WHAT TO DO - Copy out each line of the data that holds the word "this".

[Excerpts from an interface dataset]
━━━━

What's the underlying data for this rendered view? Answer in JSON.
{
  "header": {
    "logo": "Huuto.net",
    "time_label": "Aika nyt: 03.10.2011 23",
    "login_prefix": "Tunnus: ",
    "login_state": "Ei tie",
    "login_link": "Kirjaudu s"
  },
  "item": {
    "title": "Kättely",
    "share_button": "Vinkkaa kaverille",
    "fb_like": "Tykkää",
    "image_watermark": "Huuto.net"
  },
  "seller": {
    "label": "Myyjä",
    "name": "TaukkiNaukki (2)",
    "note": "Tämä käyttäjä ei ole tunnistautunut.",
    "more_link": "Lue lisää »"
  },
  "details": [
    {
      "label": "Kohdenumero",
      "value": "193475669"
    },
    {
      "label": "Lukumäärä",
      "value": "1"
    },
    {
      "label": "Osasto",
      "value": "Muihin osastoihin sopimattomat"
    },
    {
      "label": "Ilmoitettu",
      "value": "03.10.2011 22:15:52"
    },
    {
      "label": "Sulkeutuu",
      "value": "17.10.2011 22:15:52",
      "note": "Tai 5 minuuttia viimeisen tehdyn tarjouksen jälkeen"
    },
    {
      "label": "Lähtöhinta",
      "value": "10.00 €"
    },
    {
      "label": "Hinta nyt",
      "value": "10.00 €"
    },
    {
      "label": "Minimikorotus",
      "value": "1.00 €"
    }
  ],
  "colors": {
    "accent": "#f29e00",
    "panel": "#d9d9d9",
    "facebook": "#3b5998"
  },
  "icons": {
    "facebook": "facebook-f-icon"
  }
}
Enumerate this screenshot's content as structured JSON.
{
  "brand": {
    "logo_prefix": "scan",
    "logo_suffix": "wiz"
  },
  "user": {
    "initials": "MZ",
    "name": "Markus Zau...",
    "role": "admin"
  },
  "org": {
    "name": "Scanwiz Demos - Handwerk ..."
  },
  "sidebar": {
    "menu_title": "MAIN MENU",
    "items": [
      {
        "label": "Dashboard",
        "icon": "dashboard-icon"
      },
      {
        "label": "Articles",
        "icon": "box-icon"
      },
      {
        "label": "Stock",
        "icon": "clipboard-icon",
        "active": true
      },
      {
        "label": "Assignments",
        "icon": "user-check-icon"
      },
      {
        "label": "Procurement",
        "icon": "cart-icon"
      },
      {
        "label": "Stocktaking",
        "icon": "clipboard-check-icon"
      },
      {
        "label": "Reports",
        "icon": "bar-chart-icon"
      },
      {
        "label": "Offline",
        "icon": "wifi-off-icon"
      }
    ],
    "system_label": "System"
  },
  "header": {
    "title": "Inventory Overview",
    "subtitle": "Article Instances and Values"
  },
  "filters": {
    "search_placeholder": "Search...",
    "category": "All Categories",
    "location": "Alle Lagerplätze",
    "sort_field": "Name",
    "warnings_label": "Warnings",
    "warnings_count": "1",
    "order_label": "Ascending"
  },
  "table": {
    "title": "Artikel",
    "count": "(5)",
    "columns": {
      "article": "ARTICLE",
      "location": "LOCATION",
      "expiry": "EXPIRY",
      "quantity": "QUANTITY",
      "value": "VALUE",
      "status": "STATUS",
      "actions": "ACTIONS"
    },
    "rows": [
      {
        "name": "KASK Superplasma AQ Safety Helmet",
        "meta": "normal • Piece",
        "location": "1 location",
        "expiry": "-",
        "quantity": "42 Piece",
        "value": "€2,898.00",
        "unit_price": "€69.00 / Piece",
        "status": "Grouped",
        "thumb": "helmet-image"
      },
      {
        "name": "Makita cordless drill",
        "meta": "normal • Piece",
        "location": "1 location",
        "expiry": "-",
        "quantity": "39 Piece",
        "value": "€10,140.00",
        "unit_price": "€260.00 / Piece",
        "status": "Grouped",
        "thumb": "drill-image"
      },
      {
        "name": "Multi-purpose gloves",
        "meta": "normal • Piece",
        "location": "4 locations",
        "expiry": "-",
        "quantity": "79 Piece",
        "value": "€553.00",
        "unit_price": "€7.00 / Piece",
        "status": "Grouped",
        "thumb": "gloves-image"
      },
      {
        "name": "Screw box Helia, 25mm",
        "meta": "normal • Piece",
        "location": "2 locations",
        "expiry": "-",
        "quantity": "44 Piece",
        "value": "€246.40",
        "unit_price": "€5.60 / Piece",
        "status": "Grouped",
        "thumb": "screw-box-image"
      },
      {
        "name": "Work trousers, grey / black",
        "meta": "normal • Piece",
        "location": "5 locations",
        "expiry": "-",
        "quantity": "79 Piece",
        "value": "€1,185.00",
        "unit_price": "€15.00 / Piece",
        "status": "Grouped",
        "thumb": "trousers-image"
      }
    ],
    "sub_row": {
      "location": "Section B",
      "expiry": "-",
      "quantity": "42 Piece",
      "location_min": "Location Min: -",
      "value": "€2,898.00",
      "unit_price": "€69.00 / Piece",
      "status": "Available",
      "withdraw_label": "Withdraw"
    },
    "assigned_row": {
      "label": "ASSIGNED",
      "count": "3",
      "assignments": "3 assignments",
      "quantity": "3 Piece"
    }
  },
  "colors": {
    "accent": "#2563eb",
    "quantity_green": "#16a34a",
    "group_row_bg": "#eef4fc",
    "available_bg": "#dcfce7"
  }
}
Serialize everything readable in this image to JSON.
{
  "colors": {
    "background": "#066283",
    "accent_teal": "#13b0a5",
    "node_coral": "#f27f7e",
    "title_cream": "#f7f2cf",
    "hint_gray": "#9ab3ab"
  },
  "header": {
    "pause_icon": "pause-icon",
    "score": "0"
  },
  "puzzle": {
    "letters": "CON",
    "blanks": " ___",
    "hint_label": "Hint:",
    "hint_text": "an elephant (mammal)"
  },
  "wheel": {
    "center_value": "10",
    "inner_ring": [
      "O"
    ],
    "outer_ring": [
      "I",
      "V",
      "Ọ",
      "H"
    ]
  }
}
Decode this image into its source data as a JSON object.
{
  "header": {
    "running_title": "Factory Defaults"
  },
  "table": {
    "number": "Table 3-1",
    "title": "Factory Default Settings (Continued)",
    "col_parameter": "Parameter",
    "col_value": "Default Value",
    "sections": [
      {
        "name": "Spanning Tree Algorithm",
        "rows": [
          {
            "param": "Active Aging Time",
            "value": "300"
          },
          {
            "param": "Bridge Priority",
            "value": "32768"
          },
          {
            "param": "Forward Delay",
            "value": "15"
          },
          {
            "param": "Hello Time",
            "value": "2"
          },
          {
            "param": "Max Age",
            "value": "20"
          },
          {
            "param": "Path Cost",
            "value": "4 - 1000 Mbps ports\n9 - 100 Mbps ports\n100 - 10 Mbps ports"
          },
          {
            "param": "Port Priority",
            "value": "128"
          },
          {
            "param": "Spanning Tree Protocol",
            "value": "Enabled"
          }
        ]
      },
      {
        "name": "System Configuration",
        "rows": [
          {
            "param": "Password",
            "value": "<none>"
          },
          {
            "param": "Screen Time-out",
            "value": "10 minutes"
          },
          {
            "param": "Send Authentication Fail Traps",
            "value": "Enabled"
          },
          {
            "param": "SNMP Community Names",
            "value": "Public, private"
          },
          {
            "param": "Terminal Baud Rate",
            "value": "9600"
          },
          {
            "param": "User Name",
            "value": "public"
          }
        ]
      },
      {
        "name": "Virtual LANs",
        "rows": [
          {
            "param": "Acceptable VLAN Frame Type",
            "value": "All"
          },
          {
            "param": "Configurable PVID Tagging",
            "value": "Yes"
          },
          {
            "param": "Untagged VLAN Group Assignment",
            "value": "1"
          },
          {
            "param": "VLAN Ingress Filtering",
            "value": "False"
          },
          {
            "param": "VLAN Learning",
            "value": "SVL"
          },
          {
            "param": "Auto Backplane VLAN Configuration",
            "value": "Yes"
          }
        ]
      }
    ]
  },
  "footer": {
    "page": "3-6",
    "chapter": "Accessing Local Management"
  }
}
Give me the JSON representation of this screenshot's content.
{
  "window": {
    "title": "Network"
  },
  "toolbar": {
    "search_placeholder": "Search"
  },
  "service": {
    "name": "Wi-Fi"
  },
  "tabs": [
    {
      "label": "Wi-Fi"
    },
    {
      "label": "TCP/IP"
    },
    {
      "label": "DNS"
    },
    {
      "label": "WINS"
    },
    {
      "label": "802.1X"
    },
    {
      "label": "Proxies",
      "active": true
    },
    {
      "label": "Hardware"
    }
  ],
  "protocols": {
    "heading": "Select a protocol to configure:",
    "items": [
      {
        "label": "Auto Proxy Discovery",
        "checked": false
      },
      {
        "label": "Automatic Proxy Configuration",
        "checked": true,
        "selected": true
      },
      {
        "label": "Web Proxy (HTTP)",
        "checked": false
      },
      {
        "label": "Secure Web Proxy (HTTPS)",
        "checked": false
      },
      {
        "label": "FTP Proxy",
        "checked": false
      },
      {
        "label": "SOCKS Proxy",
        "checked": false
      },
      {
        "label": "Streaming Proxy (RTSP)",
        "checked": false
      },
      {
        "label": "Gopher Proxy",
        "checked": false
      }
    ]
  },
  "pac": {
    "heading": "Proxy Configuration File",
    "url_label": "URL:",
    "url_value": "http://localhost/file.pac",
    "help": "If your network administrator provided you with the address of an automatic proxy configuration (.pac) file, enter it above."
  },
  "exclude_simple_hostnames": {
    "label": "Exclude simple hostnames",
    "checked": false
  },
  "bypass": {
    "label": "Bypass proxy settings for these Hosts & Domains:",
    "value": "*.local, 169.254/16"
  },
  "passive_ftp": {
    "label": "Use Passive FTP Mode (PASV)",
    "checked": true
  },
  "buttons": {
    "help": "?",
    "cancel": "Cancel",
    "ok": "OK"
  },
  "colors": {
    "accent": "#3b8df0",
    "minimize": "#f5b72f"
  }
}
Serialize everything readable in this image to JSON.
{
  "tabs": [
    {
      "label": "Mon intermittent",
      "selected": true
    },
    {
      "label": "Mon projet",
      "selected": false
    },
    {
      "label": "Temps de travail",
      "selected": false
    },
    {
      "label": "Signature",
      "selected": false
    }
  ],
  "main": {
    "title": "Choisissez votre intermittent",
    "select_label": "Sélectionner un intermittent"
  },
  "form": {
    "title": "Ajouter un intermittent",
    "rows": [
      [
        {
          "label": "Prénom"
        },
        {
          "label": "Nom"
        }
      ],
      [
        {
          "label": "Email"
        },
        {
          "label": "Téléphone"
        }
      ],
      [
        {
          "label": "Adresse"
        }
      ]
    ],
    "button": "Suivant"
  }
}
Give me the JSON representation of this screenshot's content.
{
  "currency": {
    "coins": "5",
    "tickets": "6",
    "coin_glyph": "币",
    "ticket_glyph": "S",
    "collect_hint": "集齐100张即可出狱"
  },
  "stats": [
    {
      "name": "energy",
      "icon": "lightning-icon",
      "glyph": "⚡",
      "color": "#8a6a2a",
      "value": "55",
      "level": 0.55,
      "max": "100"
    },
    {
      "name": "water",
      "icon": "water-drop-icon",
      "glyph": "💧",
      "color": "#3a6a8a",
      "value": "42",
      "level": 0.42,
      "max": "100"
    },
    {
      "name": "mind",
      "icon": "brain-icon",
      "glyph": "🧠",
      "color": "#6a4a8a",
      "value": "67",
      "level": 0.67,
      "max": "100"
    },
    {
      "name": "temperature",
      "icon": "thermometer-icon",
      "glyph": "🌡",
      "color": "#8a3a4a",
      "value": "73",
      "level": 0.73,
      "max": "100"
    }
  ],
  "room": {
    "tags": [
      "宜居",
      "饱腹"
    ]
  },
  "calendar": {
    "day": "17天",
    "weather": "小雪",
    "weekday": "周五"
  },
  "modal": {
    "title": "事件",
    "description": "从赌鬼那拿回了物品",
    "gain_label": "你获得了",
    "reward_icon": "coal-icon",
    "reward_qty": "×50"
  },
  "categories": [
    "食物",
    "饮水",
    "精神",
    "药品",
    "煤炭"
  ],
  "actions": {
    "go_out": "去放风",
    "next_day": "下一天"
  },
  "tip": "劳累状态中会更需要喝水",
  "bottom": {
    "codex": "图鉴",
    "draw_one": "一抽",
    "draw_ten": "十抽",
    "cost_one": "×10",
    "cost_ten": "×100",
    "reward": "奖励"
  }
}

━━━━

EXPECTED ANSWER -
What's the underlying data for this rendered view? Answer in JSON.
Enumerate this screenshot's content as structured JSON.
Serialize everything readable in this image to JSON.
Decode this image into its source data as a JSON object.
Give me the JSON representation of this screenshot's content.
Serialize everything readable in this image to JSON.
Give me the JSON representation of this screenshot's content.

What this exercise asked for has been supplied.